#### TASK TO CARRY OUT
Which lines in the records below contain the word "JSON"? Report each of them.

#### DATA UNDER STUDY
·····
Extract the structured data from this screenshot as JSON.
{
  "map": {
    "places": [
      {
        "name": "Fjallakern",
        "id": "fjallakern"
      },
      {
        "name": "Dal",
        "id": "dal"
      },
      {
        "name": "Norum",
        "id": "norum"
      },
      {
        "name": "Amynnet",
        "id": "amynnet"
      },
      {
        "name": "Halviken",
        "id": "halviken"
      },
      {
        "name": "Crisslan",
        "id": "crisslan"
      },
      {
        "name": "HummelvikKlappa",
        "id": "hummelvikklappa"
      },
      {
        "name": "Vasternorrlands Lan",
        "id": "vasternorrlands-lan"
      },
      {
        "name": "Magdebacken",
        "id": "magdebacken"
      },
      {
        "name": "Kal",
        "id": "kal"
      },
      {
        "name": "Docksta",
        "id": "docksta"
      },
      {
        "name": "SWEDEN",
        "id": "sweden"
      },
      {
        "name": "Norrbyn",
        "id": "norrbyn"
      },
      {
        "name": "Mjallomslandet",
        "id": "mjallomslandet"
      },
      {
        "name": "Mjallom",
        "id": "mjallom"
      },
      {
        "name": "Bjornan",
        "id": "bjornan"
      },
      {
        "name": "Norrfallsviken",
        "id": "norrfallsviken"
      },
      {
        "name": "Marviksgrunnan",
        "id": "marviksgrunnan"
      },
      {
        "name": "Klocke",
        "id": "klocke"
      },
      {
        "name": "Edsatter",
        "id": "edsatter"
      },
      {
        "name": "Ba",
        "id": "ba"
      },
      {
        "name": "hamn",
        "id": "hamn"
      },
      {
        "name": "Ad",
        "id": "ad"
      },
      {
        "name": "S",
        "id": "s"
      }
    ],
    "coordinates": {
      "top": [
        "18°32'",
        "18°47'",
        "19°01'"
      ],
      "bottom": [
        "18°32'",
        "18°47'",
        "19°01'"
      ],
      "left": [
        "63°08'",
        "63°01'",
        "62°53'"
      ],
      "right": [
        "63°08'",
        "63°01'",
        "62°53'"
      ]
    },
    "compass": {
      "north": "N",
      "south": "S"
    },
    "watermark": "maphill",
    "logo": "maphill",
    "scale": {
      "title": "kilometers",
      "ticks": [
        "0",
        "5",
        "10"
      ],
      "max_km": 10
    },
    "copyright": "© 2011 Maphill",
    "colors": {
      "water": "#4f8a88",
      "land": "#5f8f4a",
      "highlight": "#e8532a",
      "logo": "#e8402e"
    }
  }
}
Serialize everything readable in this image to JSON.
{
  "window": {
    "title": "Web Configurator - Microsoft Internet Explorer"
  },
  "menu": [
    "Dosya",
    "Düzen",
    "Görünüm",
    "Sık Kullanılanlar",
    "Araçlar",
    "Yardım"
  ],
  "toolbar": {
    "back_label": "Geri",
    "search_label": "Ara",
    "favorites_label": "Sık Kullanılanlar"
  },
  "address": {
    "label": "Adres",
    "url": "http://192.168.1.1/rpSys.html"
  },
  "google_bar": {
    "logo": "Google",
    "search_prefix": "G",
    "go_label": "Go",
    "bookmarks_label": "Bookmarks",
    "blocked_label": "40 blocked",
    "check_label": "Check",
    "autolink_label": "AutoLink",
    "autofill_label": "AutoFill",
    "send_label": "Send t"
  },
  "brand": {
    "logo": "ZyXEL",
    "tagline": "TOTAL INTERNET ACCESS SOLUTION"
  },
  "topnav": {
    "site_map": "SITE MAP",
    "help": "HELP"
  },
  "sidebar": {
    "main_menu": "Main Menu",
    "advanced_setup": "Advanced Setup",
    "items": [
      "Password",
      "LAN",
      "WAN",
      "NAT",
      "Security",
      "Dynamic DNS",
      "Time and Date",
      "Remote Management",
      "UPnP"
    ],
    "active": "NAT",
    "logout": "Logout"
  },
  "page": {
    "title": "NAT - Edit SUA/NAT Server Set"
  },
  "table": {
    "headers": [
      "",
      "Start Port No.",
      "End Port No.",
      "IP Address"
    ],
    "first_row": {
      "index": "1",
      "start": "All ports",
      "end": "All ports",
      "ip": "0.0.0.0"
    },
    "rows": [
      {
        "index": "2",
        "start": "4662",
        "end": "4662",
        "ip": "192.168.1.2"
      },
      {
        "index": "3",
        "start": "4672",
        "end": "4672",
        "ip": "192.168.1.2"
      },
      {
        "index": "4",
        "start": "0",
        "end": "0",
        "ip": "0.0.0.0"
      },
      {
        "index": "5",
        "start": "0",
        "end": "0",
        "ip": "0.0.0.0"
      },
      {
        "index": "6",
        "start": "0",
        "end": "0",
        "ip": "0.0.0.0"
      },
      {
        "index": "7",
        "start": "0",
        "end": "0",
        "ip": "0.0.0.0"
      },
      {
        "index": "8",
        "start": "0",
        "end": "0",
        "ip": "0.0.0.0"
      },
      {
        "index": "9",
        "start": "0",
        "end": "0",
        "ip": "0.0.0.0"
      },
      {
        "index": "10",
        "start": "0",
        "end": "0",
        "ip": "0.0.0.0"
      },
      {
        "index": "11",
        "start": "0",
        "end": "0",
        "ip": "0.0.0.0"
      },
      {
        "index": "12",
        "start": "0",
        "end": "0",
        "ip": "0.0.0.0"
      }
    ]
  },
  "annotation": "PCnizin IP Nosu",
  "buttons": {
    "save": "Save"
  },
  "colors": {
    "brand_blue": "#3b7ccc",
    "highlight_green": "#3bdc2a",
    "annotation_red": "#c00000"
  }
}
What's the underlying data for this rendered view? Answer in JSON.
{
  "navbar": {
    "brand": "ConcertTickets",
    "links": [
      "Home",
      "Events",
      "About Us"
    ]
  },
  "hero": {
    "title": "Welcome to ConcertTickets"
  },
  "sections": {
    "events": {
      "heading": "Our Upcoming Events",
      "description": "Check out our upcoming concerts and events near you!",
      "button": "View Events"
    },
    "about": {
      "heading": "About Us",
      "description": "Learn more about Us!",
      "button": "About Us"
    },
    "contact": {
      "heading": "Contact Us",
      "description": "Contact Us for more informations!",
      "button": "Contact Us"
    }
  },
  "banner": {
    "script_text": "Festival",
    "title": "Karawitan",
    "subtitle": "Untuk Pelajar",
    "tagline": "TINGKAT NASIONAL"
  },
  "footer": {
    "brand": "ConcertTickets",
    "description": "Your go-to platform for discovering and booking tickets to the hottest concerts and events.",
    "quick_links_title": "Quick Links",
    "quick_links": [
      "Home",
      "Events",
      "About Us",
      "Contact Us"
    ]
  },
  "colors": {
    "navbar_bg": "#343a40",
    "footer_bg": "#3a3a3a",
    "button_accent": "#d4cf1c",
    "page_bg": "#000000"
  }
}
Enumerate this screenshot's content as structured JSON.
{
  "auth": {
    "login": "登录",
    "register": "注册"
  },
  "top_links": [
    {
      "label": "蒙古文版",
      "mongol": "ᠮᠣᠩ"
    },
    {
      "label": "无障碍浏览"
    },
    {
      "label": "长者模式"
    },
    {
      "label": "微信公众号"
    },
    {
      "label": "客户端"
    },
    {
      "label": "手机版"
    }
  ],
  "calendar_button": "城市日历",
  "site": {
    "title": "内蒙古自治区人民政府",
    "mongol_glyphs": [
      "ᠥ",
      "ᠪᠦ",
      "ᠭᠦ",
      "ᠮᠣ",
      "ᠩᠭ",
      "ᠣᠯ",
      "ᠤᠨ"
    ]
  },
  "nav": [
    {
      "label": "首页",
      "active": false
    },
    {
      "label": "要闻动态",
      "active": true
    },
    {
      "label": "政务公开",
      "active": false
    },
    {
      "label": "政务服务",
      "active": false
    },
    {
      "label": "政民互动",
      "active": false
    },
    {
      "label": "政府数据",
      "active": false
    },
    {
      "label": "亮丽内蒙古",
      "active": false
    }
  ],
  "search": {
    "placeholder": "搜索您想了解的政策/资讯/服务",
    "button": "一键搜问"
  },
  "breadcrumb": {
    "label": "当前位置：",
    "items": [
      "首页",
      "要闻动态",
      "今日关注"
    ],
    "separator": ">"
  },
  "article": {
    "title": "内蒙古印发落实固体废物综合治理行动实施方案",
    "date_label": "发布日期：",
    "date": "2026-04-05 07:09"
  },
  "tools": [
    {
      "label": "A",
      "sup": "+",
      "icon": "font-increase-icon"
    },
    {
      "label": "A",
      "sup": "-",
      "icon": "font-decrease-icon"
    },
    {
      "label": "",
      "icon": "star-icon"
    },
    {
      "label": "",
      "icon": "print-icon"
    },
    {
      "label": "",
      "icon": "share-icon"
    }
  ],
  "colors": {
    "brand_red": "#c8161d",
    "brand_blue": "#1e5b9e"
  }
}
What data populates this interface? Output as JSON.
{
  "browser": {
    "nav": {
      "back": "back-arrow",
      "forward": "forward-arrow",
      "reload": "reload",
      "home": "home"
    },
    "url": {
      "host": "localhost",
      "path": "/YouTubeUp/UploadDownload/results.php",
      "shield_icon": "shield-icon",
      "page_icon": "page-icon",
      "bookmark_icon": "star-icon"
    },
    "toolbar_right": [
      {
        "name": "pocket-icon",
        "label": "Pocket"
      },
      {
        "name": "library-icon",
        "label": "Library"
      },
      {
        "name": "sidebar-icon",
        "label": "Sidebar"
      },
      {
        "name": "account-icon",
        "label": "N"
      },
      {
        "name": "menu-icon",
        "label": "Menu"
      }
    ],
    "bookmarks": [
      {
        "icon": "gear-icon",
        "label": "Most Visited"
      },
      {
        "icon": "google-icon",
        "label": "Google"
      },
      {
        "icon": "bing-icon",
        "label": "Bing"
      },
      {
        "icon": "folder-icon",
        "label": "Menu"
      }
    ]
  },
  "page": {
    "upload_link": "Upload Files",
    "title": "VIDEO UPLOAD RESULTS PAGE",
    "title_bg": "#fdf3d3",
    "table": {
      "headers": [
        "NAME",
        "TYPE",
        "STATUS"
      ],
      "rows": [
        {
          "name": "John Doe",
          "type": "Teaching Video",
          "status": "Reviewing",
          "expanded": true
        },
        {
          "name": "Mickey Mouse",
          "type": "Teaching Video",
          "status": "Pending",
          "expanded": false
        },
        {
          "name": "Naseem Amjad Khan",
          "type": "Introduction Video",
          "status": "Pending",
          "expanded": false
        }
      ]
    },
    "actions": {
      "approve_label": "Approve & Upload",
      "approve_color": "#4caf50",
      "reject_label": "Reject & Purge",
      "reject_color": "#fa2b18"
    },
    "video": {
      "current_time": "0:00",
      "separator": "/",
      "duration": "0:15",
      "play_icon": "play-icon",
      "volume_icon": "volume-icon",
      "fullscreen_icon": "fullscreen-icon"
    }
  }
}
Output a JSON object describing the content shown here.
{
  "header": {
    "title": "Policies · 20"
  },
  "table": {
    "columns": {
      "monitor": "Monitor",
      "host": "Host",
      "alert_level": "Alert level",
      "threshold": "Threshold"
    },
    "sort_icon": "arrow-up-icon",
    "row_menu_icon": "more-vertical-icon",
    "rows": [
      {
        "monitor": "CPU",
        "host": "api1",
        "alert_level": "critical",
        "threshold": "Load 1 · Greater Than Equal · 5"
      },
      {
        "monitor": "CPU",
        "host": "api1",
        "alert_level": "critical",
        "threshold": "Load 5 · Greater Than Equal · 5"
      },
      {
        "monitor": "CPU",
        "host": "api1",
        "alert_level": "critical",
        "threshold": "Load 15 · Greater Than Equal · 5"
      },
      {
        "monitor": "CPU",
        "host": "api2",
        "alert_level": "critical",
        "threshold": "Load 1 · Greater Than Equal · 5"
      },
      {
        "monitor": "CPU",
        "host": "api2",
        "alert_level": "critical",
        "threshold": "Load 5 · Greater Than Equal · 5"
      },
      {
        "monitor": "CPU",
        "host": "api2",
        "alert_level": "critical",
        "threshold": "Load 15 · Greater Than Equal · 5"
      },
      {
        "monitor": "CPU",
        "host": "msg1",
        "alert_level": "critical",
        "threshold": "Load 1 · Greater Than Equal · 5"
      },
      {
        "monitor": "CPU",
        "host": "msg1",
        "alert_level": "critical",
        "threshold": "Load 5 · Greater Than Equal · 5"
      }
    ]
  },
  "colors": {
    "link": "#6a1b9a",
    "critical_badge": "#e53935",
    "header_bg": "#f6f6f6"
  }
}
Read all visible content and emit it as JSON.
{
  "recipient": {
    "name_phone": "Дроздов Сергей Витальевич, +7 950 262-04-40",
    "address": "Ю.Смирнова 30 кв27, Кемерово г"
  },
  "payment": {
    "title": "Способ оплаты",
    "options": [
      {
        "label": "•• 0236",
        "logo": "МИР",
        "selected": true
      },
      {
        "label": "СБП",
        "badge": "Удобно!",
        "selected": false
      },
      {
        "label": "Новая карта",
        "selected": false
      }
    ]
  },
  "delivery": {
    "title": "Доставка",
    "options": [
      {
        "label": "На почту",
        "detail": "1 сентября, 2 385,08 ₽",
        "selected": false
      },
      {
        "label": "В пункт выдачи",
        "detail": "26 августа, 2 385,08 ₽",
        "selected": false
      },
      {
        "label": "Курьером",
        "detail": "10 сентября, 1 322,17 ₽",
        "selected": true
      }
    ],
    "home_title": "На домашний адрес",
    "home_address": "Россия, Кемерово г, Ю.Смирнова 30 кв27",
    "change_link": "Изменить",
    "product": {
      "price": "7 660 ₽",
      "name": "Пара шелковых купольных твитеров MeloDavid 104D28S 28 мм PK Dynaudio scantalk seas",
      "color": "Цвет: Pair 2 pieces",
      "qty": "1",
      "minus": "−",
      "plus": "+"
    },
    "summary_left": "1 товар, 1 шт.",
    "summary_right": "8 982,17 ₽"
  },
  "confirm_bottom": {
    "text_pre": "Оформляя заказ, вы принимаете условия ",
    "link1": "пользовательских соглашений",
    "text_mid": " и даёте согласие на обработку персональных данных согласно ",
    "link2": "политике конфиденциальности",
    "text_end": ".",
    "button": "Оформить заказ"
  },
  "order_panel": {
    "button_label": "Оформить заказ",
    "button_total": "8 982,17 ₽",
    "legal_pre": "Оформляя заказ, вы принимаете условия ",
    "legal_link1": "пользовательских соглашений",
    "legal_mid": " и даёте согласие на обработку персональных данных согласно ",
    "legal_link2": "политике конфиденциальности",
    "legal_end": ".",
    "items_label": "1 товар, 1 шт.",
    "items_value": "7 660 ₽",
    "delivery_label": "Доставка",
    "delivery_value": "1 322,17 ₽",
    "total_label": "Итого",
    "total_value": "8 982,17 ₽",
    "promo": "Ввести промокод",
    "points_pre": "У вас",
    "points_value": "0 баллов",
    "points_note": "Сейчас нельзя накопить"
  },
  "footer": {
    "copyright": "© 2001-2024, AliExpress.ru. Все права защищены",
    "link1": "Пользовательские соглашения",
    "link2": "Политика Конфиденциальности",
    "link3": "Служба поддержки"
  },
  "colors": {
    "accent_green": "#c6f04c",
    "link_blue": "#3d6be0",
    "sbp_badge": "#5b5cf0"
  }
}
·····
#### YOUR SOLUTION
Extract the structured data from this screenshot as JSON.
Serialize everything readable in this image to JSON.
What's the underlying data for this rendered view? Answer in JSON.
Enumerate this screenshot's content as structured JSON.
What data populates this interface? Output as JSON.
Output a JSON object describing the content shown here.
Read all visible content and emit it as JSON.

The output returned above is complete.